The Accelerating Universe: Probing Inflation & Dark Energy with the Radio/Microwave Sky
Two of the greatest mysteries in cosmology -- and indeed all of modern
physics -- involve the exponential growth of space: the inflationary
period of the early Universe, and the present-day Dark Energy-driven
expansion. Recent technological advances are fuelling the exploration of
these twin phenomena, allowing precise measurements spanning broad swaths
of the observable Universe.
The 10m South Pole Telescope (SPT) has surveyed a 2500 deg^2 patch
of the southern microwave sky, and has already yielded considerable
insights into these periods of expansion: measurements of the angular
power spectrum of the CMB are beginning to constrain models of inflation,
while growth-of-structure measurements, probed through the evolution of
the galaxy cluster population, now constrain the behaviour of Dark Energy.
I'll discuss these results, as well as prospects for a pair of new
experiments: a polarization-sensitive upgrade to SPT, which will precisely
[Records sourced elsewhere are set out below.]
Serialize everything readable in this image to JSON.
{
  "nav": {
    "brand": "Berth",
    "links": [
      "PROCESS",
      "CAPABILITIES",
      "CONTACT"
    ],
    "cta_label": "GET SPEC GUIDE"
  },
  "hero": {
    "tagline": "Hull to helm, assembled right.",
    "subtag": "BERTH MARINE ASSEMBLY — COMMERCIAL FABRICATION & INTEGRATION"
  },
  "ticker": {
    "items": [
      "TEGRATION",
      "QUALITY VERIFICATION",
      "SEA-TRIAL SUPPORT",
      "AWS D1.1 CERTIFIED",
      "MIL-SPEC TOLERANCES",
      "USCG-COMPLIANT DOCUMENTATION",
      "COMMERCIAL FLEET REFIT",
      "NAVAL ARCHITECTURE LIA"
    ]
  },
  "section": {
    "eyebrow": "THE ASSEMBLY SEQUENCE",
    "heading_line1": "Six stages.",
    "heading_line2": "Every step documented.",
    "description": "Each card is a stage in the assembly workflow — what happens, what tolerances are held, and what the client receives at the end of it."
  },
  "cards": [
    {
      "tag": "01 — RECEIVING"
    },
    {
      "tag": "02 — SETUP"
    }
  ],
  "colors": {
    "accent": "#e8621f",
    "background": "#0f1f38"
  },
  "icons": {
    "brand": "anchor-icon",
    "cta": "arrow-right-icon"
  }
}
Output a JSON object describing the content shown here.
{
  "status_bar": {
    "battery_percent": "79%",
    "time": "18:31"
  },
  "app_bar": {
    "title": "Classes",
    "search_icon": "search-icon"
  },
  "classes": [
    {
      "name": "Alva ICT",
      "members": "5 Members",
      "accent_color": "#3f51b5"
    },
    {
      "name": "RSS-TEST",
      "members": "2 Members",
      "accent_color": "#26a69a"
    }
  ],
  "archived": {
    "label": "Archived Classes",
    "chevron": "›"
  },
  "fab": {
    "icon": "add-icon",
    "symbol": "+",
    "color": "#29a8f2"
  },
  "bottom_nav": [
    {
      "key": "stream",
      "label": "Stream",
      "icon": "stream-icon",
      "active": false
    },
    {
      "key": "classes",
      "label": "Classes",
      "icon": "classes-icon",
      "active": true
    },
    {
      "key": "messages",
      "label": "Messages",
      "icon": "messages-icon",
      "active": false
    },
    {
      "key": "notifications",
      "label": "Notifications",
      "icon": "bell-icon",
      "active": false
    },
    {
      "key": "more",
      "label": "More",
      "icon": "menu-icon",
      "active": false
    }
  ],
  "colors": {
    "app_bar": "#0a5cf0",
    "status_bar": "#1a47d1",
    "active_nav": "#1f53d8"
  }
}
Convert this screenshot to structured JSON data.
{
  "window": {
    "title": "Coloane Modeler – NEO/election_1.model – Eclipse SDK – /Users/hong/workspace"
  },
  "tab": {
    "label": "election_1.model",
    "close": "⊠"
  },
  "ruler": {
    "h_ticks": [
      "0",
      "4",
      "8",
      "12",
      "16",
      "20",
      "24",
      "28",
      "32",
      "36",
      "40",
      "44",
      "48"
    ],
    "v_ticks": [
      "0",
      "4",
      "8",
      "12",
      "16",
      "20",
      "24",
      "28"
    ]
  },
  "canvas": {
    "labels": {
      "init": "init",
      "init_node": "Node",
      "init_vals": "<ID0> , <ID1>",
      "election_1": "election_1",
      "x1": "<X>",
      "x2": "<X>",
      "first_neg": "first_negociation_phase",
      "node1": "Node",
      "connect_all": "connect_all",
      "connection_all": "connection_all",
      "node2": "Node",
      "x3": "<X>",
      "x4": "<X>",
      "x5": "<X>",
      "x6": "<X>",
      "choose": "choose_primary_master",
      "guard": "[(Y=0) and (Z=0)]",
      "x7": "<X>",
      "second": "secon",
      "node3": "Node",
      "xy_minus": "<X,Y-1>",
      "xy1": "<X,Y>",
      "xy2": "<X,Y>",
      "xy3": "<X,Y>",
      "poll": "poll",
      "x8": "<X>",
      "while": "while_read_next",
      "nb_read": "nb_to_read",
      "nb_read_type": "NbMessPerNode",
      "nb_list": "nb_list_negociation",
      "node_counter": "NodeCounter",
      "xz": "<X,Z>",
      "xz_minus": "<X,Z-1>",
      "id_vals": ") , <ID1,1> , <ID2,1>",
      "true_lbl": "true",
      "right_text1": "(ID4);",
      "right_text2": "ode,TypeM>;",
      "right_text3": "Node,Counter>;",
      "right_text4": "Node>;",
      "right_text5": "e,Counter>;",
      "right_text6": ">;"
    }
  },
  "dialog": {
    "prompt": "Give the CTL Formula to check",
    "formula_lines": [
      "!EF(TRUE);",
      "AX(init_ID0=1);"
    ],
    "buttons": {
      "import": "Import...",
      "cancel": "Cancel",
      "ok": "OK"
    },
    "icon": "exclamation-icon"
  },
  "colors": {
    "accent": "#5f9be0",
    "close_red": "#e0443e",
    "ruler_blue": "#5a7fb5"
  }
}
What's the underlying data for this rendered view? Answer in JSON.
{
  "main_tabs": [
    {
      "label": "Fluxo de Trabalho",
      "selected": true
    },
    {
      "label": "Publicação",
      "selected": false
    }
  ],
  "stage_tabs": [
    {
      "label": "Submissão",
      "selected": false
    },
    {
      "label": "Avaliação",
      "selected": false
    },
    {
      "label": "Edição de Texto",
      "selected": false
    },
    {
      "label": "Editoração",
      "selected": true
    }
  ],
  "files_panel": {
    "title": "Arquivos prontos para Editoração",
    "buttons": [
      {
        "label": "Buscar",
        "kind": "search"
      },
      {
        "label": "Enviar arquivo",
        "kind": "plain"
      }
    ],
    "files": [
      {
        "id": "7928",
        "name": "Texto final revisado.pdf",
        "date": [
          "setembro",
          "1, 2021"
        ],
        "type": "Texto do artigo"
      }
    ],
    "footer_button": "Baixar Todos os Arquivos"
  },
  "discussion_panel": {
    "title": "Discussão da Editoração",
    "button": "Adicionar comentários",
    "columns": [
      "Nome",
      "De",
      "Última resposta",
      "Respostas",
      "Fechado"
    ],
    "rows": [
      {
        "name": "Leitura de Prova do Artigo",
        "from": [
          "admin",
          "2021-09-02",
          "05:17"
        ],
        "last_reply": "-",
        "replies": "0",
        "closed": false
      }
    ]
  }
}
measure the polarized properties of the CMB, potentially detecting the
"smoking gun" of inflation, the imprint of primordial gravity waves; and
the Canadian Hydrogen Intensity Mapping Experiment (CHIME), which is poised
to take a global lead on mapping the large scale structure of the Universe,
thereby precisely measuring the Dark Energy-driven expansion of space.
|Date: ||Tuesday, 13 March 2012|
|Where: ||McGill University|
| ||Ernest Rutherford Physics Building, R.E. Bell Conference Room (room 103)|
|Contact: ||Robert Rutledge|